### Directions for this task
After reading the entries below, report how many lines have the string "愛媛県立松山聾学校" in them, giving the number alone.

Interface dataset entries
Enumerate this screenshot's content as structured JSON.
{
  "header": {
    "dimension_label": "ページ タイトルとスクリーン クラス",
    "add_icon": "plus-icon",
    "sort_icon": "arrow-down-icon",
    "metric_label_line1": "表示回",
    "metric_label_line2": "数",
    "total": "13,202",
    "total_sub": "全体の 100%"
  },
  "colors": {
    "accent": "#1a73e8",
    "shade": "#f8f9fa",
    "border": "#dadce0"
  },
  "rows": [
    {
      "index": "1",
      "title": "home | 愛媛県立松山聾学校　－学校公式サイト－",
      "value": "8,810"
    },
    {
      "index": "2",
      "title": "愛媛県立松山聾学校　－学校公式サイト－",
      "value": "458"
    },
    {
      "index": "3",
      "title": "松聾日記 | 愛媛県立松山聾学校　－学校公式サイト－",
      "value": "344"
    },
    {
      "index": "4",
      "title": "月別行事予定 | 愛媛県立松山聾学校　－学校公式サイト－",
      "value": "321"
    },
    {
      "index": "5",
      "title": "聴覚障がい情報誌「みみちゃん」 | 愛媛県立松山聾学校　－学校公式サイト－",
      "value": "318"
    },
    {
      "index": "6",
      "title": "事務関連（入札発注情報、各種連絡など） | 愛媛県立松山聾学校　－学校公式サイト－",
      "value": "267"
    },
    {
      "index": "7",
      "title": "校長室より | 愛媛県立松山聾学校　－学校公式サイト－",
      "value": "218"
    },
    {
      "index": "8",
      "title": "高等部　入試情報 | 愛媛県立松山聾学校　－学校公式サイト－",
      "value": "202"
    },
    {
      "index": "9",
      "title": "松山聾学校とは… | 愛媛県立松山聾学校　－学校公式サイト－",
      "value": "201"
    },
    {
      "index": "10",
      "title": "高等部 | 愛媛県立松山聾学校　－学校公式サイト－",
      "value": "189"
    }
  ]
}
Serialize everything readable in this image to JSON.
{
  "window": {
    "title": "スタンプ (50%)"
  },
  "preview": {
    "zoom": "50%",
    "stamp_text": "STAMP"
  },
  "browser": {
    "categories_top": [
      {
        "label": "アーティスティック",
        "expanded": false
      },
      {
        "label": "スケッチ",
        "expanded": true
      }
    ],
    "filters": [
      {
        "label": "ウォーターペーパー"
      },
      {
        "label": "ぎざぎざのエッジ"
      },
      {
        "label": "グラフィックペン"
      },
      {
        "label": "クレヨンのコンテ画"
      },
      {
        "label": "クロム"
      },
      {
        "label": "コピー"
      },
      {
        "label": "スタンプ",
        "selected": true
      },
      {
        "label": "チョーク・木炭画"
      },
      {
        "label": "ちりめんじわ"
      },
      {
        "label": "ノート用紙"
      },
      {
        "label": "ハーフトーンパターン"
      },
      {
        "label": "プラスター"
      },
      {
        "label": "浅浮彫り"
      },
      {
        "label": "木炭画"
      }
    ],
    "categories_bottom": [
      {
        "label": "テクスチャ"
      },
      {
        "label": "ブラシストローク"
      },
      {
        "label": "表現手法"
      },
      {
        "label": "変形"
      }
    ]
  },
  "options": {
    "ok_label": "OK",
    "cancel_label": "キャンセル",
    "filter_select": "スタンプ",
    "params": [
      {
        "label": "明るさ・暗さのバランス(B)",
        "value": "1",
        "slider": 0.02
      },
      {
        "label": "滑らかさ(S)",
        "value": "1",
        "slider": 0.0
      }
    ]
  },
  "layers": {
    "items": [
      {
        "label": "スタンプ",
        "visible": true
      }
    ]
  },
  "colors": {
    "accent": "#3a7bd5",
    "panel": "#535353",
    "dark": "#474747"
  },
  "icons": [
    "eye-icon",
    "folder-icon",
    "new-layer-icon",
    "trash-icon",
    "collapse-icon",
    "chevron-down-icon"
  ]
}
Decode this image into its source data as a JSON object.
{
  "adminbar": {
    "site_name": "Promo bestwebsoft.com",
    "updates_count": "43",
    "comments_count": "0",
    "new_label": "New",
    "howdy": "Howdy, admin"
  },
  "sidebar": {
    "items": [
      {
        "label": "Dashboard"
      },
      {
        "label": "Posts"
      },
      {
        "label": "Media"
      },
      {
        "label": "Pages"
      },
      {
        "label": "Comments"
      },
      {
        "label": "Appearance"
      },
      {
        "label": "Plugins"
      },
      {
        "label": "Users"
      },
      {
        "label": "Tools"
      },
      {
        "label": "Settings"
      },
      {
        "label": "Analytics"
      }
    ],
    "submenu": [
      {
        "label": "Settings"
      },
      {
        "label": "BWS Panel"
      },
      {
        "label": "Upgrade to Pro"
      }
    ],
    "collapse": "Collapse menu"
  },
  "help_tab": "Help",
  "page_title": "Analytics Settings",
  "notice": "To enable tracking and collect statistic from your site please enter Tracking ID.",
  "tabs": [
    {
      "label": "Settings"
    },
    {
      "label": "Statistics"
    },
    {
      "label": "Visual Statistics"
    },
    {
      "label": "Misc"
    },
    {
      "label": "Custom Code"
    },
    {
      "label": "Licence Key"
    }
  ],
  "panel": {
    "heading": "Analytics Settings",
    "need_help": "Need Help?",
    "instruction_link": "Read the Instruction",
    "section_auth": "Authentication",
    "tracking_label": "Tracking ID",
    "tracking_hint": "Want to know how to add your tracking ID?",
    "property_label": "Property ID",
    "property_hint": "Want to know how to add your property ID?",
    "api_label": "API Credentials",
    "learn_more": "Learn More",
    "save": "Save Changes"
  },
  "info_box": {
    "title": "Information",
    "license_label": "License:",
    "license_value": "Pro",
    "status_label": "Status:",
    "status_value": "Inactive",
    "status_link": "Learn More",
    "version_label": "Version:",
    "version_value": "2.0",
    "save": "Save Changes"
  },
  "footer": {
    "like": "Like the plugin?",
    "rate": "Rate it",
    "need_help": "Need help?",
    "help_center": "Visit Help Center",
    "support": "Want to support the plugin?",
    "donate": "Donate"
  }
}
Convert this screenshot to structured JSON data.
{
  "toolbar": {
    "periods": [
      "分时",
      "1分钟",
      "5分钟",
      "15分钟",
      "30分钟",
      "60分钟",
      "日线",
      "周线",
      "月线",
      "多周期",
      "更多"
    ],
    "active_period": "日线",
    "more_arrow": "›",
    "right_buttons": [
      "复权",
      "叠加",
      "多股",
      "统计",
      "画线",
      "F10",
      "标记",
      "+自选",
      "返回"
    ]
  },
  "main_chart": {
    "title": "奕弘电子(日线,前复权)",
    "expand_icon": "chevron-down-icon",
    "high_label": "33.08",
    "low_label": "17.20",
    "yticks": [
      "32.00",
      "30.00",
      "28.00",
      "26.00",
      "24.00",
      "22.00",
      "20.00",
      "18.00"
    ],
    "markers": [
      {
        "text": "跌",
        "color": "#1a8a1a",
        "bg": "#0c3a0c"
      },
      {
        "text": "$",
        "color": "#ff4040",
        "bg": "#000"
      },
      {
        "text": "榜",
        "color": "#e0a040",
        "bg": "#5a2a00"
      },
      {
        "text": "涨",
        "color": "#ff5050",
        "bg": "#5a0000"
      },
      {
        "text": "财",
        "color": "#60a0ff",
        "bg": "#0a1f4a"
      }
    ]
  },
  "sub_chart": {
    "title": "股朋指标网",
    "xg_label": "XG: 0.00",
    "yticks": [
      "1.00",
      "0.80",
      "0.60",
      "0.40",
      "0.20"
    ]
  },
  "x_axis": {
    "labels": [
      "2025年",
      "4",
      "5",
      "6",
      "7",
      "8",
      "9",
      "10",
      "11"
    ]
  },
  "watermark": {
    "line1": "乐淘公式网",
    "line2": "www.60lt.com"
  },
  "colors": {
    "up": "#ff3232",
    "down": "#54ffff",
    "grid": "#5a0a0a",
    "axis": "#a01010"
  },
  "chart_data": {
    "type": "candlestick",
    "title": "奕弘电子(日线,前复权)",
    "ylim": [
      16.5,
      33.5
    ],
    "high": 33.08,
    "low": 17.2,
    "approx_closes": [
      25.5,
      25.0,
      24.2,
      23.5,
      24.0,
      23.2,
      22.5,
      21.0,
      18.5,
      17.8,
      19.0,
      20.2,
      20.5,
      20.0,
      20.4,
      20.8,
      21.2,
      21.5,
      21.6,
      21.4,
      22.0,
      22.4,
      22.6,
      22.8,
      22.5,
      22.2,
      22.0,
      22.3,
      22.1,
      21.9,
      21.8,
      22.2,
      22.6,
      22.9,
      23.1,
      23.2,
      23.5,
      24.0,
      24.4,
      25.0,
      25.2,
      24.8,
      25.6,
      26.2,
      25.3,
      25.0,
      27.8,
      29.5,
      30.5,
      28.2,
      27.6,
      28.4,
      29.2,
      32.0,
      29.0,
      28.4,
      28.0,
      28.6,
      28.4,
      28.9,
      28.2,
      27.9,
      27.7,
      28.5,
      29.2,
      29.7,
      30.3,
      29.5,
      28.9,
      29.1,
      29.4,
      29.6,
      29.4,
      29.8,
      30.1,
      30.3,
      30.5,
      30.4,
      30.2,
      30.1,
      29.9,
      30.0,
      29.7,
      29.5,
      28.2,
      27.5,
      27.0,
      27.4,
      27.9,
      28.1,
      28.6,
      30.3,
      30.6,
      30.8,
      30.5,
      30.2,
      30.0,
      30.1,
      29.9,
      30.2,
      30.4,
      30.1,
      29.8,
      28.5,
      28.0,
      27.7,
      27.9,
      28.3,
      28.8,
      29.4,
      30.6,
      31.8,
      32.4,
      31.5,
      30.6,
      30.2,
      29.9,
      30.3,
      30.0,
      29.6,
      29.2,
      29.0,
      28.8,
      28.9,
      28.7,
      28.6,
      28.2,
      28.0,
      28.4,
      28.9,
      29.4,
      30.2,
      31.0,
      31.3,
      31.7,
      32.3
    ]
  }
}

### Solution to the problem
10